He said in three of Wisconsin’s 72 counties, buyers can select only one insurance plan under Obamacare, which Johnson said he fears will eventually lead to a single-payer system.
“It’s been a miserable failure,” he said of Obamacare.
Others disagree with that assessment.
“Since the Affordable Care Act became law, health care prices have risen at the lowest rate in 50 years. Premiums for the 150 million Americans with employer-sponsored insurance have grown at some of the slowest rates on record,” said Johnathan Gold, press secretary for the U.S. Department of Health and Human Services.
“All Wisconsin consumers, no matter where they get their coverage, are benefiting from ACA protections like no more exclusions for preexisting conditions, no annual limits on coverage, and no cost sharing for preventive services.”

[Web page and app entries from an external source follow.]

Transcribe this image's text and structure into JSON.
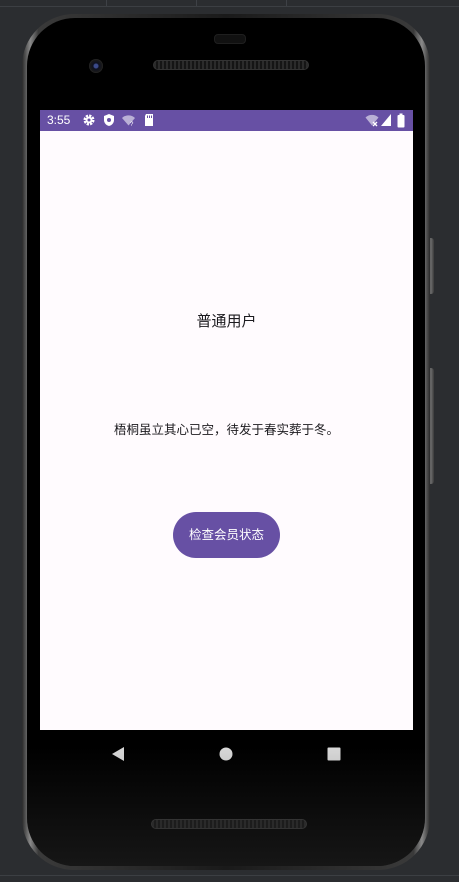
{
  "statusbar": {
    "time": "3:55",
    "left_icons": [
      "settings-icon",
      "shield-icon",
      "wifi-question-icon",
      "sd-card-icon"
    ],
    "right_icons": [
      "wifi-icon",
      "signal-icon",
      "battery-icon"
    ],
    "color": "#6750a4"
  },
  "main": {
    "title": "普通用户",
    "quote": "梧桐虽立其心已空，待发于春实葬于冬。",
    "button_label": "检查会员状态"
  },
  "navbar": {
    "buttons": [
      "back-icon",
      "home-icon",
      "recents-icon"
    ]
  },
  "colors": {
    "primary": "#6750a4",
    "surface": "#fffbfe",
    "on_surface": "#1c1b1f"
  }
}
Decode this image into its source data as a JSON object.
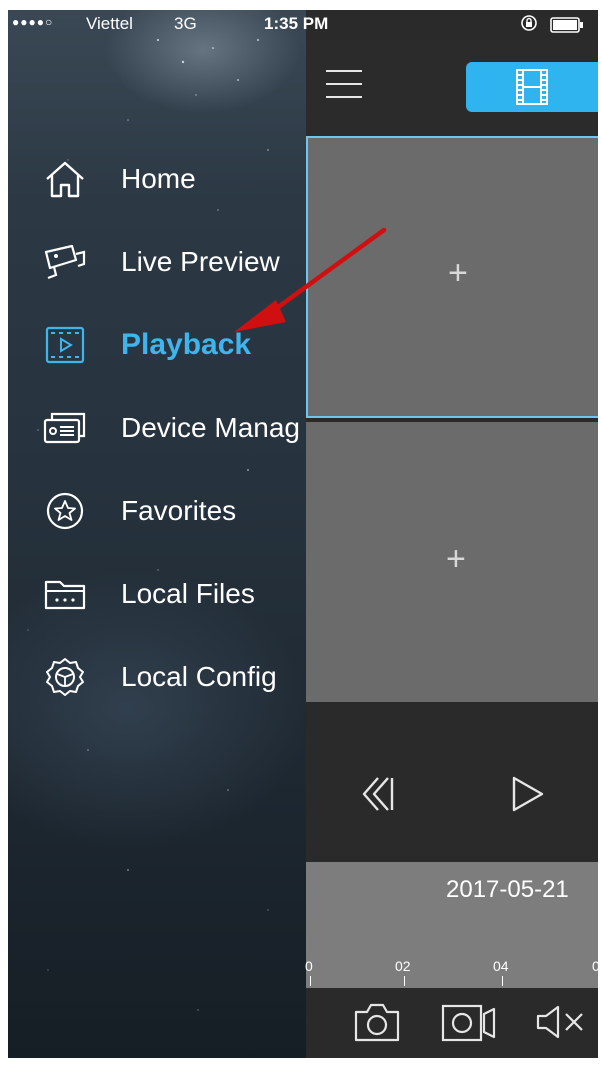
{
  "status_bar": {
    "signal": "●●●●○",
    "carrier": "Viettel",
    "network": "3G",
    "time": "1:35 PM"
  },
  "menu": {
    "items": [
      {
        "label": "Home",
        "icon": "home-icon"
      },
      {
        "label": "Live Preview",
        "icon": "camera-icon"
      },
      {
        "label": "Playback",
        "icon": "playback-icon",
        "active": true
      },
      {
        "label": "Device Manag",
        "icon": "device-icon"
      },
      {
        "label": "Favorites",
        "icon": "star-icon"
      },
      {
        "label": "Local Files",
        "icon": "folder-icon"
      },
      {
        "label": "Local Config",
        "icon": "gear-icon"
      }
    ]
  },
  "playback": {
    "pane_add": "+",
    "date": "2017-05-21",
    "ticks": [
      "0",
      "02",
      "04",
      "0"
    ]
  },
  "colors": {
    "accent": "#3db5ee",
    "pane": "#6b6b6b",
    "timeline": "#7d7d7d",
    "arrow": "#d01010"
  }
}
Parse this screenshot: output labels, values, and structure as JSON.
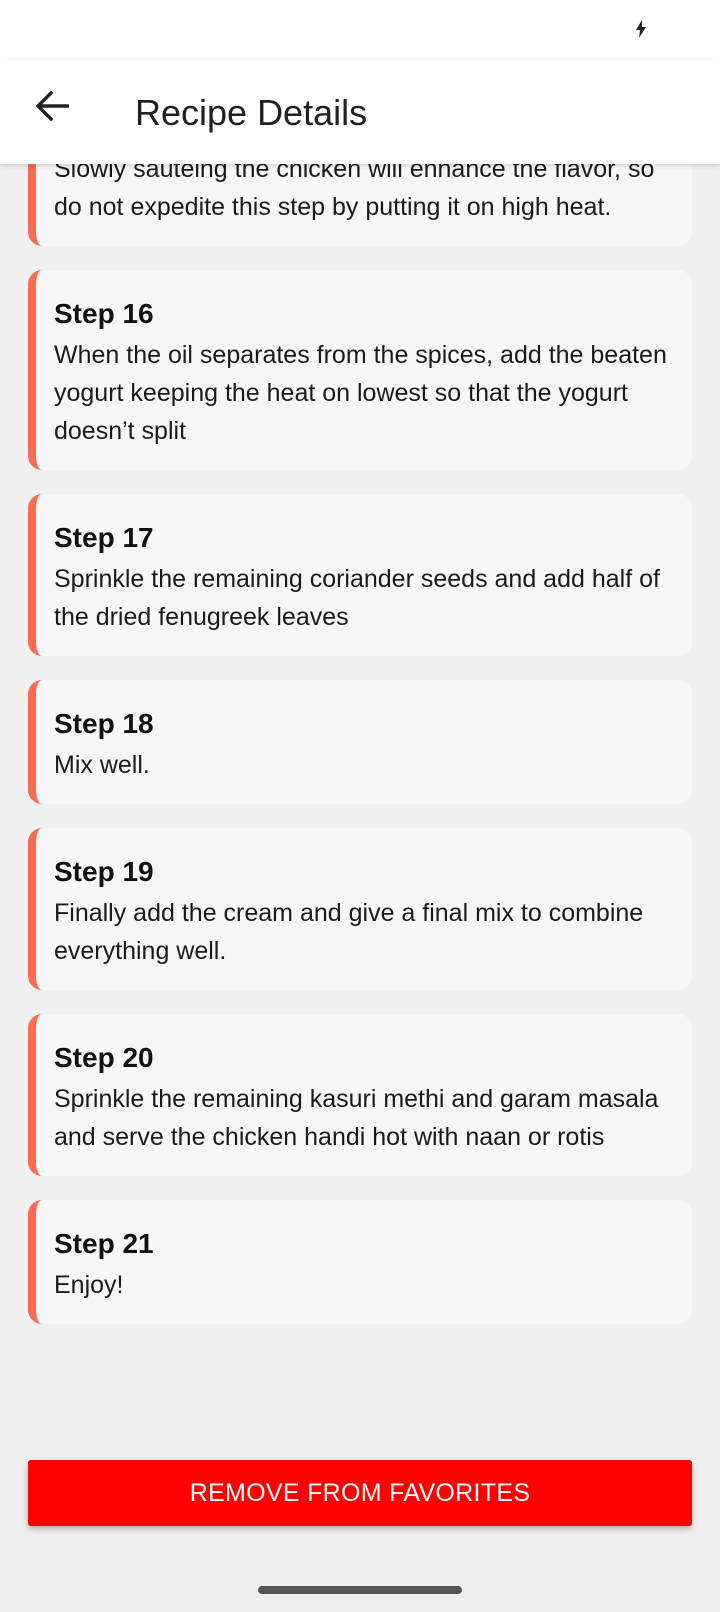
{
  "status_bar": {
    "icons": [
      "battery-charging-icon"
    ]
  },
  "app_bar": {
    "back_icon": "arrow-left-icon",
    "title": "Recipe Details"
  },
  "steps": [
    {
      "title": "",
      "text": "Slowly sautéing the chicken will enhance the flavor, so do not expedite this step by putting it on high heat."
    },
    {
      "title": "Step 16",
      "text": "When the oil separates from the spices, add the beaten yogurt keeping the heat on lowest so that the yogurt doesn’t split"
    },
    {
      "title": "Step 17",
      "text": "Sprinkle the remaining coriander seeds and add half of the dried fenugreek leaves"
    },
    {
      "title": "Step 18",
      "text": "Mix well."
    },
    {
      "title": "Step 19",
      "text": "Finally add the cream and give a final mix to combine everything well."
    },
    {
      "title": "Step 20",
      "text": "Sprinkle the remaining kasuri methi and garam masala and serve the chicken handi hot with naan or rotis"
    },
    {
      "title": "Step 21",
      "text": "Enjoy!"
    }
  ],
  "actions": {
    "remove_favorites_label": "REMOVE FROM FAVORITES"
  },
  "colors": {
    "accent_border": "#ff6b52",
    "button_bg": "#ff0000",
    "card_bg": "#f7f7f7",
    "page_bg": "#f0f0f0"
  }
}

The state insurance commissioner’s office paints a less rosy view. It said this week premiums are expected to increase an average of nearly 16 percent from plans under the ACA. In Wisconsin, about 244,000 people get insurance through the ACA health insurance exchange.
A supporter of the ACA, Robert Kraig, executive director of the Citizen Action of Wisconsin group based in Milwaukee, said many rate filings by health insurance companies blame premium increases on rising drug costs and rising costs of all medical services.